— WORK REQUEST —
The entries are to be reproduced verbatim, with all pictures omitted.

— RECORDS FOR PROCESSING —

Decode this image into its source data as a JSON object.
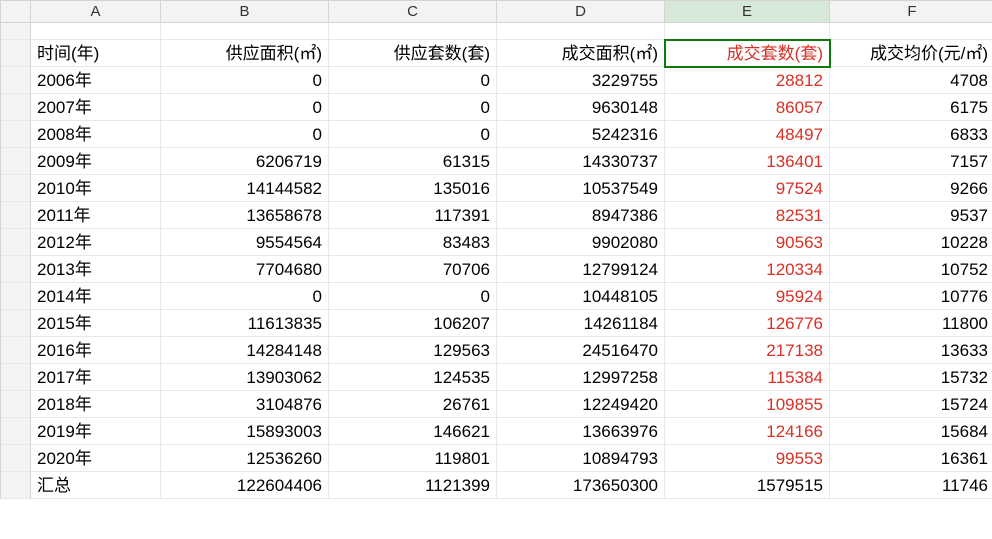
{
  "columns": [
    "",
    "A",
    "B",
    "C",
    "D",
    "E",
    "F"
  ],
  "selected": {
    "col": 5,
    "row": 2
  },
  "header": {
    "A": "时间(年)",
    "B": "供应面积(㎡)",
    "C": "供应套数(套)",
    "D": "成交面积(㎡)",
    "E": "成交套数(套)",
    "F": "成交均价(元/㎡)"
  },
  "rows": [
    {
      "A": "2006年",
      "B": 0,
      "C": 0,
      "D": 3229755,
      "E": 28812,
      "F": 4708
    },
    {
      "A": "2007年",
      "B": 0,
      "C": 0,
      "D": 9630148,
      "E": 86057,
      "F": 6175
    },
    {
      "A": "2008年",
      "B": 0,
      "C": 0,
      "D": 5242316,
      "E": 48497,
      "F": 6833
    },
    {
      "A": "2009年",
      "B": 6206719,
      "C": 61315,
      "D": 14330737,
      "E": 136401,
      "F": 7157
    },
    {
      "A": "2010年",
      "B": 14144582,
      "C": 135016,
      "D": 10537549,
      "E": 97524,
      "F": 9266
    },
    {
      "A": "2011年",
      "B": 13658678,
      "C": 117391,
      "D": 8947386,
      "E": 82531,
      "F": 9537
    },
    {
      "A": "2012年",
      "B": 9554564,
      "C": 83483,
      "D": 9902080,
      "E": 90563,
      "F": 10228
    },
    {
      "A": "2013年",
      "B": 7704680,
      "C": 70706,
      "D": 12799124,
      "E": 120334,
      "F": 10752
    },
    {
      "A": "2014年",
      "B": 0,
      "C": 0,
      "D": 10448105,
      "E": 95924,
      "F": 10776
    },
    {
      "A": "2015年",
      "B": 11613835,
      "C": 106207,
      "D": 14261184,
      "E": 126776,
      "F": 11800
    },
    {
      "A": "2016年",
      "B": 14284148,
      "C": 129563,
      "D": 24516470,
      "E": 217138,
      "F": 13633
    },
    {
      "A": "2017年",
      "B": 13903062,
      "C": 124535,
      "D": 12997258,
      "E": 115384,
      "F": 15732
    },
    {
      "A": "2018年",
      "B": 3104876,
      "C": 26761,
      "D": 12249420,
      "E": 109855,
      "F": 15724
    },
    {
      "A": "2019年",
      "B": 15893003,
      "C": 146621,
      "D": 13663976,
      "E": 124166,
      "F": 15684
    },
    {
      "A": "2020年",
      "B": 12536260,
      "C": 119801,
      "D": 10894793,
      "E": 99553,
      "F": 16361
    }
  ],
  "total": {
    "A": "汇总",
    "B": 122604406,
    "C": 1121399,
    "D": 173650300,
    "E": 1579515,
    "F": 11746
  }
}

— ANSWER TO THIS PROBLEM —
Decode this image into its source data as a JSON object.
{
  "columns": [
    "",
    "A",
    "B",
    "C",
    "D",
    "E",
    "F"
  ],
  "selected": {
    "col": 5,
    "row": 2
  },
  "header": {
    "A": "时间(年)",
    "B": "供应面积(㎡)",
    "C": "供应套数(套)",
    "D": "成交面积(㎡)",
    "E": "成交套数(套)",
    "F": "成交均价(元/㎡)"
  },
  "rows": [
    {
      "A": "2006年",
      "B": 0,
      "C": 0,
      "D": 3229755,
      "E": 28812,
      "F": 4708
    },
    {
      "A": "2007年",
      "B": 0,
      "C": 0,
      "D": 9630148,
      "E": 86057,
      "F": 6175
    },
    {
      "A": "2008年",
      "B": 0,
      "C": 0,
      "D": 5242316,
      "E": 48497,
      "F": 6833
    },
    {
      "A": "2009年",
      "B": 6206719,
      "C": 61315,
      "D": 14330737,
      "E": 136401,
      "F": 7157
    },
    {
      "A": "2010年",
      "B": 14144582,
      "C": 135016,
      "D": 10537549,
      "E": 97524,
      "F": 9266
    },
    {
      "A": "2011年",
      "B": 13658678,
      "C": 117391,
      "D": 8947386,
      "E": 82531,
      "F": 9537
    },
    {
      "A": "2012年",
      "B": 9554564,
      "C": 83483,
      "D": 9902080,
      "E": 90563,
      "F": 10228
    },
    {
      "A": "2013年",
      "B": 7704680,
      "C": 70706,
      "D": 12799124,
      "E": 120334,
      "F": 10752
    },
    {
      "A": "2014年",
      "B": 0,
      "C": 0,
      "D": 10448105,
      "E": 95924,
      "F": 10776
    },
    {
      "A": "2015年",
      "B": 11613835,
      "C": 106207,
      "D": 14261184,
      "E": 126776,
      "F": 11800
    },
    {
      "A": "2016年",
      "B": 14284148,
      "C": 129563,
      "D": 24516470,
      "E": 217138,
      "F": 13633
    },
    {
      "A": "2017年",
      "B": 13903062,
      "C": 124535,
      "D": 12997258,
      "E": 115384,
      "F": 15732
    },
    {
      "A": "2018年",
      "B": 3104876,
      "C": 26761,
      "D": 12249420,
      "E": 109855,
      "F": 15724
    },
    {
      "A": "2019年",
      "B": 15893003,
      "C": 146621,
      "D": 13663976,
      "E": 124166,
      "F": 15684
    },
    {
      "A": "2020年",
      "B": 12536260,
      "C": 119801,
      "D": 10894793,
      "E": 99553,
      "F": 16361
    }
  ],
  "total": {
    "A": "汇总",
    "B": 122604406,
    "C": 1121399,
    "D": 173650300,
    "E": 1579515,
    "F": 11746
  }
}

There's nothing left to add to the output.